> **ACTION ITEM**
From the first line to the last, give the data again exactly.

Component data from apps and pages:
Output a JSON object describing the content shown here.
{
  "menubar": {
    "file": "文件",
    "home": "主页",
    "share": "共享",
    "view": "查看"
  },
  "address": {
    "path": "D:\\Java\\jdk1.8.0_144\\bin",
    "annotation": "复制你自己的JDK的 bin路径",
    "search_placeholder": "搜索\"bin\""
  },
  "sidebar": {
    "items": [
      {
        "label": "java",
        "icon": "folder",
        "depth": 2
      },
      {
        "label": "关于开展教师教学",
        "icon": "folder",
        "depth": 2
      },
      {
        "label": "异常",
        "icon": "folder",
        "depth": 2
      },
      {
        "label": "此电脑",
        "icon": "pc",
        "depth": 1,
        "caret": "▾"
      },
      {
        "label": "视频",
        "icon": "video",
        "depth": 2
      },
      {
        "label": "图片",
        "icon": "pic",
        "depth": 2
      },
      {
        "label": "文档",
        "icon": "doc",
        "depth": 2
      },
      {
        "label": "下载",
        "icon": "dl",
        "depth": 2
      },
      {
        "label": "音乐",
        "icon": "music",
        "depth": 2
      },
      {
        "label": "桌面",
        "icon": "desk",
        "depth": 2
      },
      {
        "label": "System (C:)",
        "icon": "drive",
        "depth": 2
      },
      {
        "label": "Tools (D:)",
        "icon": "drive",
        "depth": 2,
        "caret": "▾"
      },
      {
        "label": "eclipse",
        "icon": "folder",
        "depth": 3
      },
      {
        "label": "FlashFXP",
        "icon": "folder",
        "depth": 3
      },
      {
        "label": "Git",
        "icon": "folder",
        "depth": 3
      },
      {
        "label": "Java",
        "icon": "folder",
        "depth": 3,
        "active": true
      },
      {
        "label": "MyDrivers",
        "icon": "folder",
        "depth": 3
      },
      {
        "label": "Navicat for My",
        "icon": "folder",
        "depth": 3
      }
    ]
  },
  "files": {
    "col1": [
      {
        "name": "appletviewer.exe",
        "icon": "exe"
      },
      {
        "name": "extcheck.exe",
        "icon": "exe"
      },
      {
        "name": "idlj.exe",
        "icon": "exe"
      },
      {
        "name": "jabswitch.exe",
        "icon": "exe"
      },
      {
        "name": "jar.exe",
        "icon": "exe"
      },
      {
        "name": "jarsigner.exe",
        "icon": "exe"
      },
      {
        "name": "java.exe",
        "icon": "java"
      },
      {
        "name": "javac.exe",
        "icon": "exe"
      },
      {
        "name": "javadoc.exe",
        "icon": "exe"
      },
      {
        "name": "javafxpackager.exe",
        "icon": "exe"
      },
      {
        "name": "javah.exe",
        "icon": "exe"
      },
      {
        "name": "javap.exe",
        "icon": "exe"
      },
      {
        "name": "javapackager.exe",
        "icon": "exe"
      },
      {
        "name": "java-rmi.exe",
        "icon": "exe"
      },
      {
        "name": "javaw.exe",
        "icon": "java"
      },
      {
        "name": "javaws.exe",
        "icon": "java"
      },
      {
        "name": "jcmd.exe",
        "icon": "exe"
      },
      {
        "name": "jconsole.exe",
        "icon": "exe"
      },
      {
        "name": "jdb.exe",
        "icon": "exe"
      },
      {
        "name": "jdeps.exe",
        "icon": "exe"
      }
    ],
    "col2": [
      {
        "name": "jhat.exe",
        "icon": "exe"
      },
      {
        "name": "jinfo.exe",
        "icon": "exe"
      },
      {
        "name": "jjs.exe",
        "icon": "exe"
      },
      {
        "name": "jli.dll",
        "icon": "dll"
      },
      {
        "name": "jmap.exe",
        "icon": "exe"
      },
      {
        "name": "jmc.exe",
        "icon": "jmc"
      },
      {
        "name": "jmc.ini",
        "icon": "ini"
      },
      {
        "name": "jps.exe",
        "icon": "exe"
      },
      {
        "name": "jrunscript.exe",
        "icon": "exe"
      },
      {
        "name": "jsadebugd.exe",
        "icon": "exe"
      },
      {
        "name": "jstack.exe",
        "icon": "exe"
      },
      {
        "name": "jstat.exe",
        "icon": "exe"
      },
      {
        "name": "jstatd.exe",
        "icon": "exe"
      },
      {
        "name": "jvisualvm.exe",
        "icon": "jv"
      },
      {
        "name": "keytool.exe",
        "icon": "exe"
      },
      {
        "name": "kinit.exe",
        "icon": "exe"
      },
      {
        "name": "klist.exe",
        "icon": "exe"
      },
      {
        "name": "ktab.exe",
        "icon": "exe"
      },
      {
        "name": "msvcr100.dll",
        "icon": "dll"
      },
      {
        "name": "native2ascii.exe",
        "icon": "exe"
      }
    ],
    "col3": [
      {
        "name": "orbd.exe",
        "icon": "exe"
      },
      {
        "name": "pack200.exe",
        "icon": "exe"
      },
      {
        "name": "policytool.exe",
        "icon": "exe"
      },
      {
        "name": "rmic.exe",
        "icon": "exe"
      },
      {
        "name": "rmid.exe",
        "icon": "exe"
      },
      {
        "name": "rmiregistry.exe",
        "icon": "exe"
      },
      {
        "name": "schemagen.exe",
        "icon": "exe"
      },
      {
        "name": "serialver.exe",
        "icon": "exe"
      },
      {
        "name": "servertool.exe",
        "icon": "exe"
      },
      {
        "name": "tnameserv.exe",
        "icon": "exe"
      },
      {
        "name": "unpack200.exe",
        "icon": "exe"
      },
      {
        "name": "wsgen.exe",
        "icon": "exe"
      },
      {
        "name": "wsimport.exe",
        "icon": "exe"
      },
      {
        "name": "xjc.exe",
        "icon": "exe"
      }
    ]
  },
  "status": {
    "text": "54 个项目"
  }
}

> **TASK RESPONSE**
Output a JSON object describing the content shown here.
{
  "menubar": {
    "file": "文件",
    "home": "主页",
    "share": "共享",
    "view": "查看"
  },
  "address": {
    "path": "D:\\Java\\jdk1.8.0_144\\bin",
    "annotation": "复制你自己的JDK的 bin路径",
    "search_placeholder": "搜索\"bin\""
  },
  "sidebar": {
    "items": [
      {
        "label": "java",
        "icon": "folder",
        "depth": 2
      },
      {
        "label": "关于开展教师教学",
        "icon": "folder",
        "depth": 2
      },
      {
        "label": "异常",
        "icon": "folder",
        "depth": 2
      },
      {
        "label": "此电脑",
        "icon": "pc",
        "depth": 1,
        "caret": "▾"
      },
      {
        "label": "视频",
        "icon": "video",
        "depth": 2
      },
      {
        "label": "图片",
        "icon": "pic",
        "depth": 2
      },
      {
        "label": "文档",
        "icon": "doc",
        "depth": 2
      },
      {
        "label": "下载",
        "icon": "dl",
        "depth": 2
      },
      {
        "label": "音乐",
        "icon": "music",
        "depth": 2
      },
      {
        "label": "桌面",
        "icon": "desk",
        "depth": 2
      },
      {
        "label": "System (C:)",
        "icon": "drive",
        "depth": 2
      },
      {
        "label": "Tools (D:)",
        "icon": "drive",
        "depth": 2,
        "caret": "▾"
      },
      {
        "label": "eclipse",
        "icon": "folder",
        "depth": 3
      },
      {
        "label": "FlashFXP",
        "icon": "folder",
        "depth": 3
      },
      {
        "label": "Git",
        "icon": "folder",
        "depth": 3
      },
      {
        "label": "Java",
        "icon": "folder",
        "depth": 3,
        "active": true
      },
      {
        "label": "MyDrivers",
        "icon": "folder",
        "depth": 3
      },
      {
        "label": "Navicat for My",
        "icon": "folder",
        "depth": 3
      }
    ]
  },
  "files": {
    "col1": [
      {
        "name": "appletviewer.exe",
        "icon": "exe"
      },
      {
        "name": "extcheck.exe",
        "icon": "exe"
      },
      {
        "name": "idlj.exe",
        "icon": "exe"
      },
      {
        "name": "jabswitch.exe",
        "icon": "exe"
      },
      {
        "name": "jar.exe",
        "icon": "exe"
      },
      {
        "name": "jarsigner.exe",
        "icon": "exe"
      },
      {
        "name": "java.exe",
        "icon": "java"
      },
      {
        "name": "javac.exe",
        "icon": "exe"
      },
      {
        "name": "javadoc.exe",
        "icon": "exe"
      },
      {
        "name": "javafxpackager.exe",
        "icon": "exe"
      },
      {
        "name": "javah.exe",
        "icon": "exe"
      },
      {
        "name": "javap.exe",
        "icon": "exe"
      },
      {
        "name": "javapackager.exe",
        "icon": "exe"
      },
      {
        "name": "java-rmi.exe",
        "icon": "exe"
      },
      {
        "name": "javaw.exe",
        "icon": "java"
      },
      {
        "name": "javaws.exe",
        "icon": "java"
      },
      {
        "name": "jcmd.exe",
        "icon": "exe"
      },
      {
        "name": "jconsole.exe",
        "icon": "exe"
      },
      {
        "name": "jdb.exe",
        "icon": "exe"
      },
      {
        "name": "jdeps.exe",
        "icon": "exe"
      }
    ],
    "col2": [
      {
        "name": "jhat.exe",
        "icon": "exe"
      },
      {
        "name": "jinfo.exe",
        "icon": "exe"
      },
      {
        "name": "jjs.exe",
        "icon": "exe"
      },
      {
        "name": "jli.dll",
        "icon": "dll"
      },
      {
        "name": "jmap.exe",
        "icon": "exe"
      },
      {
        "name": "jmc.exe",
        "icon": "jmc"
      },
      {
        "name": "jmc.ini",
        "icon": "ini"
      },
      {
        "name": "jps.exe",
        "icon": "exe"
      },
      {
        "name": "jrunscript.exe",
        "icon": "exe"
      },
      {
        "name": "jsadebugd.exe",
        "icon": "exe"
      },
      {
        "name": "jstack.exe",
        "icon": "exe"
      },
      {
        "name": "jstat.exe",
        "icon": "exe"
      },
      {
        "name": "jstatd.exe",
        "icon": "exe"
      },
      {
        "name": "jvisualvm.exe",
        "icon": "jv"
      },
      {
        "name": "keytool.exe",
        "icon": "exe"
      },
      {
        "name": "kinit.exe",
        "icon": "exe"
      },
      {
        "name": "klist.exe",
        "icon": "exe"
      },
      {
        "name": "ktab.exe",
        "icon": "exe"
      },
      {
        "name": "msvcr100.dll",
        "icon": "dll"
      },
      {
        "name": "native2ascii.exe",
        "icon": "exe"
      }
    ],
    "col3": [
      {
        "name": "orbd.exe",
        "icon": "exe"
      },
      {
        "name": "pack200.exe",
        "icon": "exe"
      },
      {
        "name": "policytool.exe",
        "icon": "exe"
      },
      {
        "name": "rmic.exe",
        "icon": "exe"
      },
      {
        "name": "rmid.exe",
        "icon": "exe"
      },
      {
        "name": "rmiregistry.exe",
        "icon": "exe"
      },
      {
        "name": "schemagen.exe",
        "icon": "exe"
      },
      {
        "name": "serialver.exe",
        "icon": "exe"
      },
      {
        "name": "servertool.exe",
        "icon": "exe"
      },
      {
        "name": "tnameserv.exe",
        "icon": "exe"
      },
      {
        "name": "unpack200.exe",
        "icon": "exe"
      },
      {
        "name": "wsgen.exe",
        "icon": "exe"
      },
      {
        "name": "wsimport.exe",
        "icon": "exe"
      },
      {
        "name": "xjc.exe",
        "icon": "exe"
      }
    ]
  },
  "status": {
    "text": "54 个项目"
  }
}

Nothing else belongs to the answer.